various cartographic errors made by the officers of the Malaspina Expedition. For this task the author employs the rich correspondence of Bauzá with Martín Fernández de Navarrete, preserved in the archive of the marquises of Legarda. We take the opportunity to point out that photos of Bauzá's letters are also kept in the Museo Naval in Madrid.
This paper illustrates the political-strategic motives which, rather than considerations of public order, induced England to found the colony of Sidney. Alexandro Malaspina understood that this was so.
  • Dario MANFREDI, "Alejandro Malaspina y sus trabajos en Chile" (pp. 268-274).

  •        This work was written on the basis of the diary of José de Bustamante at

  •         that time still unpublished. Now that the document has been published in the
            collection La Expedición Malaspina, by the Museo Naval in Madrid and
            Lunwerg Edicciones, the account  is no longer important.
  • Josephine H. SCHULTE, "La expedición científica de Malaspina: un asunto internacional" (pp. 286-296).
  • This paper has the ambitious aim of re-evaluating - in the space of very few pages - the whole significance of the Malaspina Expedition and the life of its principal protagonists. Since the author appears unaware of anything published in Italy since 1984, one is hardly surprised by the fact that there are in this work a number of errors and omissions of various types. But there is one point, above all, which  requires repeated comment, and that is the claim that Malaspina fell from favour because of his "defence of the cause of liberty in Latin America." Well: no! Alexandro certainly had many good points, but one cannot also attribute to him that of being a forerunner of the liberty (or independence) of Spanish America. It is true that he developed a plan for the decentralization of the Spanish Empire, but that plan was proposed in order to keep the American territories and the Philippines under the Bourbon crown, and certainly not to promote their independence. To become convinced of this, one need do no more than read with attention the Axiomas Políticos, which the same Malaspina wrote even before setting off on the Expedition.
          The author whose great precision, and, it might be said, punctiliousness, is known to
          all Malaspinistas offers here a short but useful biography of Bustamante.  Sadly
          (because the author is also a dear friend), we have to express two criticisms:

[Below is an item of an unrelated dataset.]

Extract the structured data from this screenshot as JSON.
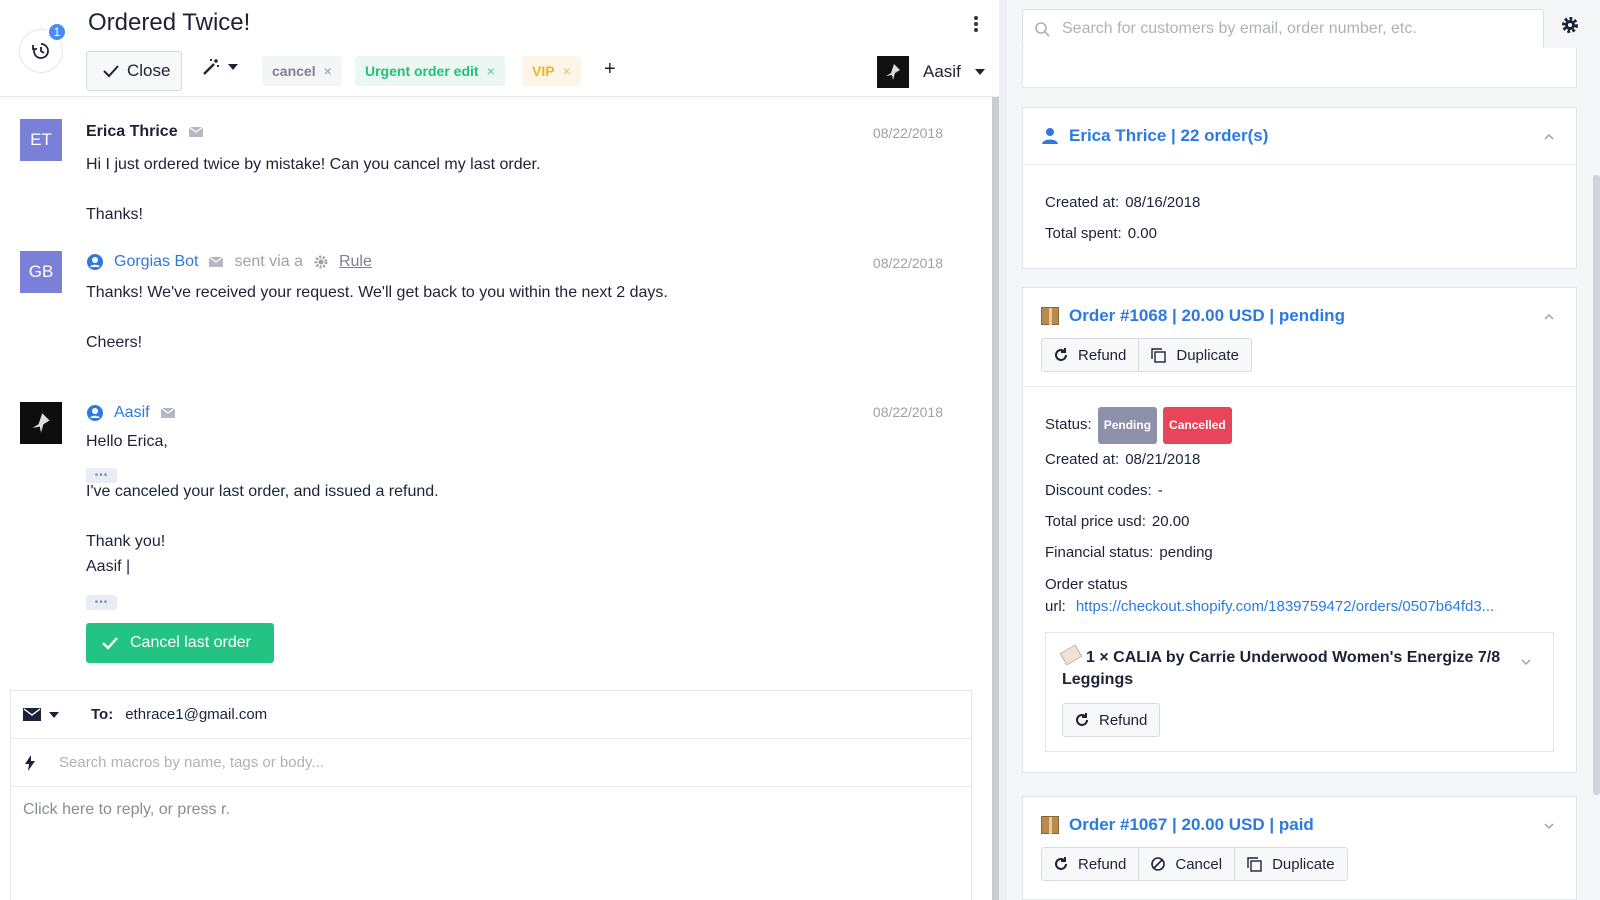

      #     that there is a lack of any archival reference, which would have proved very useful to anyone who wanted to engage in further research on this noteworthy character;

      #     that there appears once more, on the surface at least, the implication of an alleged "conspiracy" by Malaspina. Yet Beerman who has written a superbly documented and crucial volume on this matter should know better than anyone that it cannot be maintained that Malaspina had accomplices: his only error consisted in being naive enough to develop a plan to change the government and to propose it to the weak sovereign Charles IV.


    This magazine - official publication of the Programma de Investigación Geográfico-Político Patagónico - deals with history, economy, anthropology and other aspects of Patagonian society.  We draw your attention here to the article by María Marta Orfali Fabri "El padre Nicolas Mascardi" (pp. 17-20). The Jesuit missionary Niccolò Mascardi born in Sarzana lived for many years in Chile and in Patagonia, converting the population and exploring part of the region. On p. 140 there is an historical picture of the villa Malaspina in Caniparola. Return to AMRC Homepage                                                             Italian Original